Curious facts about the rumen fluke Calicophoron daubneyi

Another week nearly over with a brilliant bank holiday weekend on the horizon (I know I have been very grateful for the glorious sun!). Well done if you are managing to work through the obstacles coming our way at the moment. Here at RRL we are still here, still open and still working to ensure that we are following all guidelines. We have fully incorporated the governments risk assessments for laboratories and research facilities, ensuring our staff are as safe as possible and we are still able to offer our services as normal. Customers are still at the forefront of our thoughts.


We’re still here!

It is probable that many of our customers will now be returing to the workplace and thus if you would like to place a parasite order for your research or study, then please go ahead and do so. We are taking orders for all parasites listed on our website, however please be aware supply will be first come first served.

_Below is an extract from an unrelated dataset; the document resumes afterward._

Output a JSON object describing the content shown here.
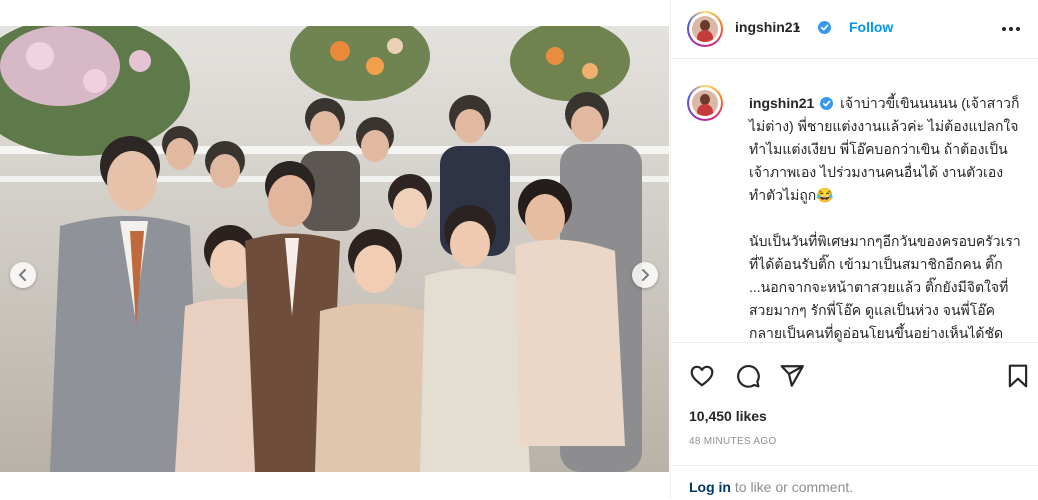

Please take into consideration that we are working shifts and limiting personnel in an air space so if you can give us reasonable notice ahead of your required devleiry date, that would really help us.

Similarly, we are still running our parasite diagnostic services, such as feacal egg counts. Please send these in as per normal procedure (see here for how to) but note cheques should be made payable to Ridgeway Research Ltd.

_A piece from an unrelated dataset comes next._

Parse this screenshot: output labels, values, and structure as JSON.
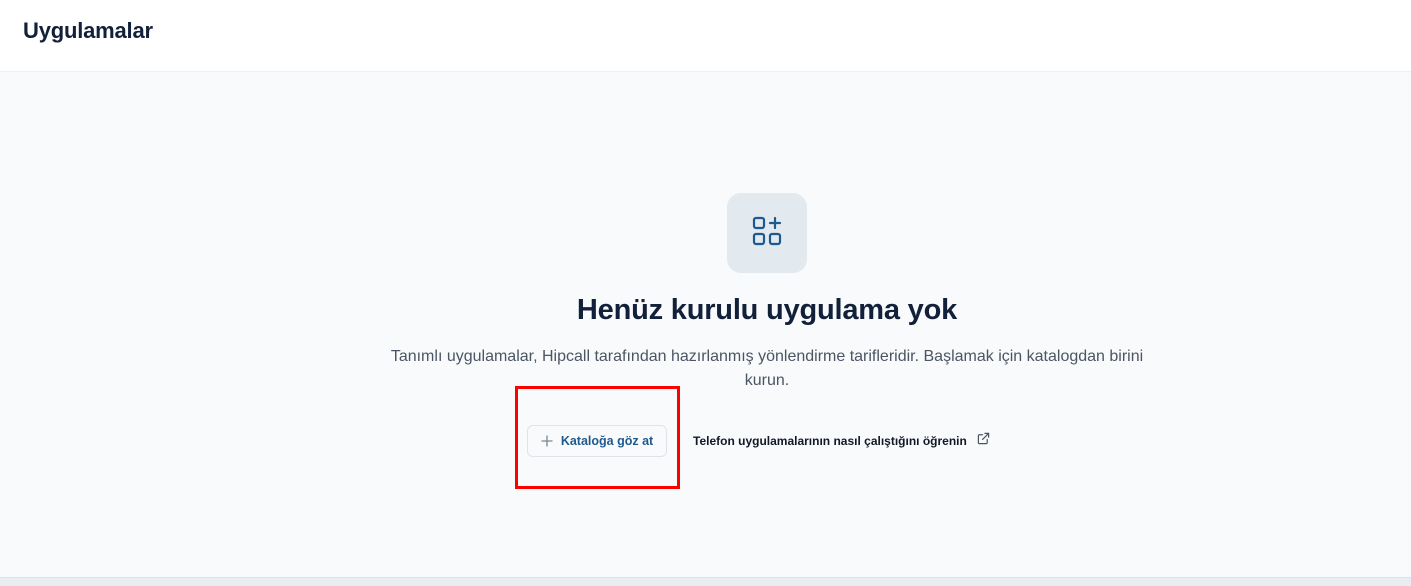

Now…on to the good stuff, some really interesting facts about one of the parasites we culture on site. Our rumen fluke go through their entire life cycle at RRL!


Rumen Fluke (Calicophoron daubneyi)

The rumen or stomach fluke has been recognised as an increasingly important parasite of ruminant livestock over the past decade. Researchers are still seeking to understand the biology and significance of the parasite, and as is the case with many parasites, this understanding may change over time. Here are some fascinating facts about what makes rumen fluke unique:

  • Distinct from most parasites that occupy a location in the gastrointestinal tract, rumen fluke move up the gastrointestinal tract as they mature. Immature fluke found in the small intestine make their way to the first stomach or rumen where they develop into adults 
  • Adult rumen fluke may themselves produce propionate and may thereby contribute to ruminal acidosis by decreasing the ratio of acetate to propionate in the rumen
  • There is some evidence that rumen fluke may have a negative effect on the host. In a comparison of cattle with and without rumen fluke, cattle with rumen fluke had significantly lower cold carcass weight and fat coverage than uninfected cattle
  • The stage that is infective to sheep and cattle, the metacercaria survives for only about a quarter as long as the liver fluke metacercaria
  • The presence of rumen fluke in the rumen may cause atrophy of the ruminal papillae and thus may reduce the surface area available in the rumen for absorption of nutrients
  • The lower acetate to propionate ratio caused by rumen fluke may result in a reduction in the emission of the greenhouse gas methane
  •  The presence of a large number of immature rumen fluke can cause death in adult sheep
  • Microscopically rumen fluke eggs are more difficult to see than liver fluke eggs as they are colourless whereas liver fluke eggs are a golden colour
  • Apart from colour, liver fluke and rumen fluke eggs are similar in size and appearance and so may be mistaken for one another by the inexperienced eye
  • Diagnosis of disease caused by immature fluke relies on post mortem examination as only adult fluke produce eggs that can be detected in the faeces

References

K M. Huson et al., 2018. Polyomic tools for an emerging livestock parasite, the rumen fluke Calicophoron daubneyi; identifying shifts in rumen functionality. Parasites and Vectors 11 617

Mason, C., Stevenson, H., Cox, A., Dick, I., Rodger, C., 2012. Disease associated with immature paramphistome infection in sheep. Vet. Rec. 170,343–344.